Tattooing in Ancient Egypt

By Gemma Angel, on 19 November 2012

  by Gemma Angel






Of all the objects on display in the Petrie Museum of Egyptology, there are two particular groups of items that immediately jumped out at me when I first began to look closely at the collections. These objects are grouped closely together in one of the densely packed cabinets towards the back of the gallery, near the sarcophagi – but no connection is explicitly made between them in the displays. This is not surprising, given that the first collection of objects – a series of tapered and sharpened metal implements – are described in the museum catalogue as “prick points” of indeterminate use:

Tool set identified as a “stock of seven prick points” for removing thorns, bronze; three bound together with thread, a fourth with thread round; three separate; cleaned and treated. No information on findplace within Madinat al-Ghurab; purpose and date uncertain.[1]

Seven “prick points” on display in the Petrie Museum,
possibly used for tattooing.
Image © UCL Museums & Collections

The prick points were excavated by Petrie at Gurob in 1880, alongside cosmetic items and fine pottery ware, which is suggestive of a cosmetic use. [2] When I first saw these objects, they brought to mind an article that I had read by Charlotte Booth, titled Possible Tattooing Instruments in the Petrie Museum. Booth carried out a close material analysis of the prick points, and found that they were made by folding the corners of a flat rectangle of bronze inwards at one end, and then beaten into a smooth finish. [3] Each of the 7 prick points were manufactured in this fashion. Interestingly, 3 of them are bound together with thread, which has become permanently fused to the surface by corrosion (pictured left: 3rd from right). Petrie believed that these objects were in fact tweezer points used for removing thorns:

Slips of bronze were made with long sharp points, and kept sometimes in a bunch of half a dozen; but they were not fastened to the tweezers. [4]

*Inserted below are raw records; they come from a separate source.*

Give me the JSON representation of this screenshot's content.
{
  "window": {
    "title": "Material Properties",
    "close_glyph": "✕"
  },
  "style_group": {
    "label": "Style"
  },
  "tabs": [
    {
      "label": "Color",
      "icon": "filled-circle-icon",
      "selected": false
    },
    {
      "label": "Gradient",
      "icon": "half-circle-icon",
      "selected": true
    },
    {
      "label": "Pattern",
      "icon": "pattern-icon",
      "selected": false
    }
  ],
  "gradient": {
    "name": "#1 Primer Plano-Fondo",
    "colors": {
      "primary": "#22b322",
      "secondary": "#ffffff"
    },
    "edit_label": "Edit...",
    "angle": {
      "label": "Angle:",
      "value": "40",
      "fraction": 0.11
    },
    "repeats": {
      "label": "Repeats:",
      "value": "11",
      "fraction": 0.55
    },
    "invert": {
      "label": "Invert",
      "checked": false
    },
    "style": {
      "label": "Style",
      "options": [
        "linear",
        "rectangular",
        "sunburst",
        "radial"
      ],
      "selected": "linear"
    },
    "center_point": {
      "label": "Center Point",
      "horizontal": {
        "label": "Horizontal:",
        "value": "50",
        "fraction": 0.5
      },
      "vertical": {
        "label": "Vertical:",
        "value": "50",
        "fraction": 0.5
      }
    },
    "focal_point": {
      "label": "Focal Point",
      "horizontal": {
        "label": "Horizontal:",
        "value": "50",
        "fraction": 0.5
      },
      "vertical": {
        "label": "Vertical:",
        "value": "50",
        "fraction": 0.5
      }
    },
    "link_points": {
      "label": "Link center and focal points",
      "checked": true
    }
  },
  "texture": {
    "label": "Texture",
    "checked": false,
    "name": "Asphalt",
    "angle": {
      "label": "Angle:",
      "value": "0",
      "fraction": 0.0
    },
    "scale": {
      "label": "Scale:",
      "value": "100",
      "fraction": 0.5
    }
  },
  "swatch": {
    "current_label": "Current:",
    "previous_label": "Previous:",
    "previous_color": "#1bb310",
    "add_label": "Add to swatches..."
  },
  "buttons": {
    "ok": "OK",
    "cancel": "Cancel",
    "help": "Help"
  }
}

However, as Booth points out, although the points are very sharp, they do not appear to be fine enough for removing thorns from the skin. If they had served such an everyday purpose as Petrie suggested, then surely similar instruments would be more commonly found amongst toiletry objects in ancient tomb excavations? Could they perhaps have served a different, more specialised purpose?

A modern tattoo needle bundle, showing
a large number of fine needles in a
round arrangement, used for shading.
Needles may also be arranged in ‘flat’
or ‘magum’ formations.

To the eye of a tattooist, it is easy to see a resemblance between these ancient bronze points and modern tattoo needles, as they share a number of similarities: Tattoo needles are not hollow like hypodermic needles, as some people assume, but are actually solid. Groupings of very fine needles are bound together in a bundle, much like the Egyptian prick points, except that modern needles are soldered in place onto a stainless steel needle bar, rather than bound together with thread. Modern tattoo needles may be grouped in bundles of anything between 3 and 7 individual needles for line work, and as many as 14, 16 or 18 for shading and colouring. The needles operate by drawing ink up into the narrow spaces between them via capillary action as they’re repeatedly dipped into a small inkwell. This remarkably simple yet effective technology hasn’t changed in hundreds – perhaps thousands – of years. Writing on tattooing in Upper Egypt in the 1920’s, Winifred Blackman describes tattoo instruments consisting of 7 needles fixed to the end of a stick used by the Fellahin; [5] if these needles were indeed similar to those in the Petrie collection, this would suggest that the practice dates back at least 4,000 years in Egypt.

Blue faience figurine, decorated
to show hair, jewellery and tattoos.
Image © UCL Museums & Collections

Material evidence of ancient tattooing is extremely rare in the archaeological record, not least because of the difficulty in identifying artefacts and determining their original purpose. So what evidence is there that the ancient Egyptians practiced tattooing at all? The second group of objects which caught my attention at the Petrie museum provide some clues: two small blue faience figurines. Both of these objects depict nude female figures with black glazed decoration – one is broken at the waist, with only the lower portion of the torso preserved (object no. UC16724). The second figure is intact, with black detail indicating hair and what are assumed to be beads around her neck (object no. UC16725, pictured left).

Both figures are also decorated with a series of dotted lines across the abdomen, which are thought to represent tattoo markings. These markings bear striking similarity to tattoos found on ancient female mummies, which you can read more about in my next post on the Mummy of Amunet.





[1] Petrie Museum online catalogue, object no. UC7790. See additional publications for more information on the origins of these objects.

[2] Charlotte Booth, ‘Possible Tattooing Instruments in the Petrie Museum’, in The Journal of Egyptian Archaeology, Vol. 87 (2001), p.172.

[3] Ibid, p.173.

[4] W.M.F. Petrie, Tools and Weapons, (London, 1917), pp.51-52.

[5] Winifred Blackman, The Fellahin of Upper Egypt, (London, 1927), pp.50-55.